══ DATASET EXTRACT ══

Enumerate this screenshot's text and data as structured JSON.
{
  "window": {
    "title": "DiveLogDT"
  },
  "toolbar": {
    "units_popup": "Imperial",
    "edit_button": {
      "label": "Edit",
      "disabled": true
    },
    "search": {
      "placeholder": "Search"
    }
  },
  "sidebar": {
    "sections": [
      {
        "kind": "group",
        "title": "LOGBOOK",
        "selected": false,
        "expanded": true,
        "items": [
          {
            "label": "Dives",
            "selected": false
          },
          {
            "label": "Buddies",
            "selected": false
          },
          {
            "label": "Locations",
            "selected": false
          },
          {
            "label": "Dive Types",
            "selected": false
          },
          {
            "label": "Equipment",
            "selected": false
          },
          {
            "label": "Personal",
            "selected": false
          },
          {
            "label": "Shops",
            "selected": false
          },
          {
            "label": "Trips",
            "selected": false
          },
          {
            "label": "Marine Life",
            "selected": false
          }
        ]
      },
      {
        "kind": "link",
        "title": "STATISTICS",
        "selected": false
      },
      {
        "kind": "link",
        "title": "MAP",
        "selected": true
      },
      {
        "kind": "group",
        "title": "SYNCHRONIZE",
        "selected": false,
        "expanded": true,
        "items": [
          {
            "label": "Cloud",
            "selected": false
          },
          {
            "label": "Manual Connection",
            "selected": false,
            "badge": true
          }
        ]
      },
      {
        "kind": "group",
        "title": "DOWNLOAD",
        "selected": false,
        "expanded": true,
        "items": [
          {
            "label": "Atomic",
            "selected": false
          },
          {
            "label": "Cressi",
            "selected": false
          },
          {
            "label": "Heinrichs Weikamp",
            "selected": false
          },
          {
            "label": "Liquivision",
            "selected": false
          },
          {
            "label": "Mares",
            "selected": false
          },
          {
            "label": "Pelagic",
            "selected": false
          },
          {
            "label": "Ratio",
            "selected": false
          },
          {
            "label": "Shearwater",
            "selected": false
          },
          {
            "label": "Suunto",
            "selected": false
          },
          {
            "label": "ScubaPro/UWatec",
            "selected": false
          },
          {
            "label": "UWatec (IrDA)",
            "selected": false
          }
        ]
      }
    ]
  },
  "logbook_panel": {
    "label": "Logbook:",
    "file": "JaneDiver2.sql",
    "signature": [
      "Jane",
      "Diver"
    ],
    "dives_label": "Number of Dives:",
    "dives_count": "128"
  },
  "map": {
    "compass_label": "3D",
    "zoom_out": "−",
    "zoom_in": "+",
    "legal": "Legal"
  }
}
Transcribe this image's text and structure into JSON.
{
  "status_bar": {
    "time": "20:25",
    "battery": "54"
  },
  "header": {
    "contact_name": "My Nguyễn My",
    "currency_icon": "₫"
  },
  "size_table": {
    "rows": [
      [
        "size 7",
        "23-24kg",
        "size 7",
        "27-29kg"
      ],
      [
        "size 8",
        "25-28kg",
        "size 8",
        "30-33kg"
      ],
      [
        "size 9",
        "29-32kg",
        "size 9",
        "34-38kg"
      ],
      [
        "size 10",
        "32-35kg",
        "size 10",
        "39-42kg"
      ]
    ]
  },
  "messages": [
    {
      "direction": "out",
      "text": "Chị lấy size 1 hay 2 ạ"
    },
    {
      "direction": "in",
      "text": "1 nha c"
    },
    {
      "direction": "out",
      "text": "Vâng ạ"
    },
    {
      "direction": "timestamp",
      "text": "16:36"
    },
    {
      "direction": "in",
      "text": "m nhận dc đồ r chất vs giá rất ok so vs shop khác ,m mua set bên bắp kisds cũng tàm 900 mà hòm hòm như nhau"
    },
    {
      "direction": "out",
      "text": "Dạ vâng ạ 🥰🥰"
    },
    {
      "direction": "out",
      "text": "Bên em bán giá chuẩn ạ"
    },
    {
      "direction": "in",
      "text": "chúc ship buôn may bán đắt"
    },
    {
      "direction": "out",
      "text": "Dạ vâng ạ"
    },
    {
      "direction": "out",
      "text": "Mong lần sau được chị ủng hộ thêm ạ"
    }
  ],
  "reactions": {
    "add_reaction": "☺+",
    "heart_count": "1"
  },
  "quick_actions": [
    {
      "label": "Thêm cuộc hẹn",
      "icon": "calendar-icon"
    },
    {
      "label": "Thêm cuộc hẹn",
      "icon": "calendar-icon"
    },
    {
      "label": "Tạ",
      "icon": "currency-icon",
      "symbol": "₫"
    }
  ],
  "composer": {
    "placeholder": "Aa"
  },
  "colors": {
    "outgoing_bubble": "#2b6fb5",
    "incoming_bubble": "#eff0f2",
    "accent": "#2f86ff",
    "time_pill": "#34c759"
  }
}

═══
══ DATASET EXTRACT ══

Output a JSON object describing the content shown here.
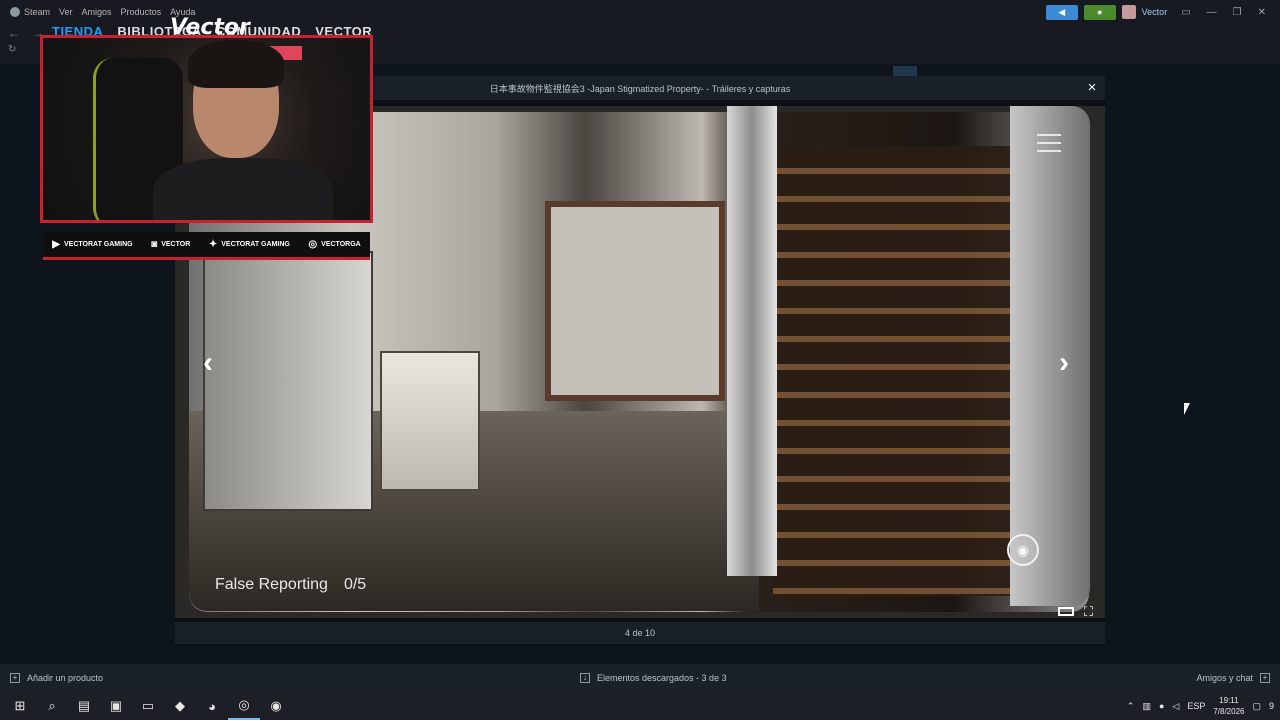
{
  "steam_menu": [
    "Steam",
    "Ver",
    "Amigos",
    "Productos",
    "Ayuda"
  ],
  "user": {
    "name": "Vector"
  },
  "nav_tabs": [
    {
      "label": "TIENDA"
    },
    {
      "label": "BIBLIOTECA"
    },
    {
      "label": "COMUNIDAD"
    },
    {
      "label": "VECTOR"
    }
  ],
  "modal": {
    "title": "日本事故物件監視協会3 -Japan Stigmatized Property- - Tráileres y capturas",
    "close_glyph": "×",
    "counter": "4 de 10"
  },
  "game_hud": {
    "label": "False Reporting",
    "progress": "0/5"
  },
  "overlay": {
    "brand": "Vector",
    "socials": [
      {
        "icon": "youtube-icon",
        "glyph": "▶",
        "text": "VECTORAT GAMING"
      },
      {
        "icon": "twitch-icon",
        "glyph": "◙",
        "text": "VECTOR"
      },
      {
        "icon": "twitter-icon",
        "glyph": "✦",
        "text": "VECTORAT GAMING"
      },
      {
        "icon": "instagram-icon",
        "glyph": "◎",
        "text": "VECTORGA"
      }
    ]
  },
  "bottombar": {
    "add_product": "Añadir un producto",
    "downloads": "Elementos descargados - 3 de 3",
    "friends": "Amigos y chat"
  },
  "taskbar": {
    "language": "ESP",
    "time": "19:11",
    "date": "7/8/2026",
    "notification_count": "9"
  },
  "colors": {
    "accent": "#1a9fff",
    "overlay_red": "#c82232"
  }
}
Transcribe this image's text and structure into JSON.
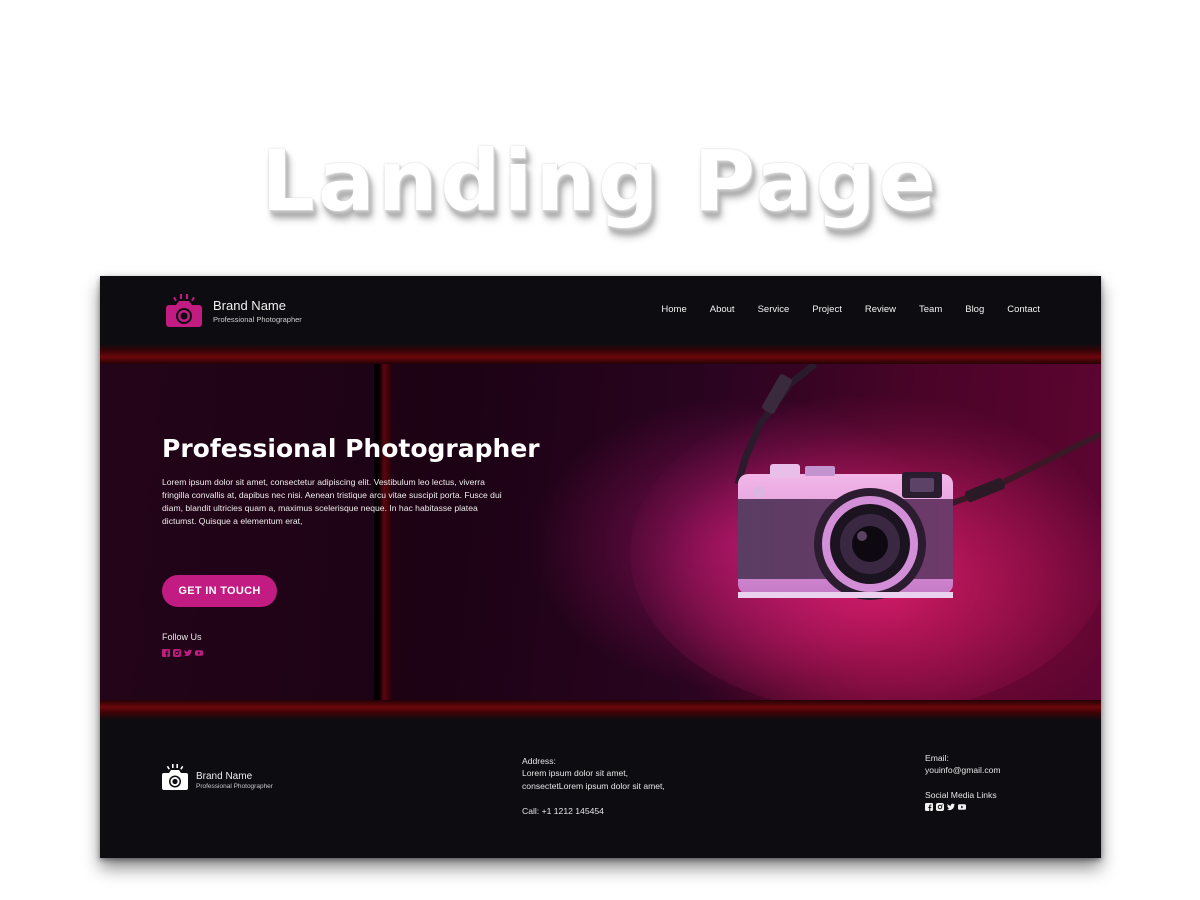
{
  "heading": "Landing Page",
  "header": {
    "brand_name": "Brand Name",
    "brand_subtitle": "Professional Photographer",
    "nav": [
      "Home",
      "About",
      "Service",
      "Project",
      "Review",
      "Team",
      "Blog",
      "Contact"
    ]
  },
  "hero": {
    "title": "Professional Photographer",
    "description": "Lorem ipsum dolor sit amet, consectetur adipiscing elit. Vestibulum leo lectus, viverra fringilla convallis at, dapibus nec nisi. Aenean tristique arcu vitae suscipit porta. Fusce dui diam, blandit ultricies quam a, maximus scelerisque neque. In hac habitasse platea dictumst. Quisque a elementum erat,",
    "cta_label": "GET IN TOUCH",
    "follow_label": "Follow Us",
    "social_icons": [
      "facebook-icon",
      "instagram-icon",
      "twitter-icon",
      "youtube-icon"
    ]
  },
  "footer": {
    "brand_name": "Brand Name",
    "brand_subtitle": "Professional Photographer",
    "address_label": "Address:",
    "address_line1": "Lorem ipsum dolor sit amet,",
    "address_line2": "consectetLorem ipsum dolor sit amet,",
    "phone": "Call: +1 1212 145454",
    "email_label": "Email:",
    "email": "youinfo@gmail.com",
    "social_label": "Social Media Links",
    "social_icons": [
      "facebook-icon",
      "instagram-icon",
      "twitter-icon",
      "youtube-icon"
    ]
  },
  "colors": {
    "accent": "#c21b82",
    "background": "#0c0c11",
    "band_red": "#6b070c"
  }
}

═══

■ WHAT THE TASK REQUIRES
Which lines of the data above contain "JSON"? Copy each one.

■ TASK ANSWER
Enumerate this screenshot's text and data as structured JSON.
Transcribe this image's text and structure into JSON.
Output a JSON object describing the content shown here.
Transcribe this image's text and structure into JSON.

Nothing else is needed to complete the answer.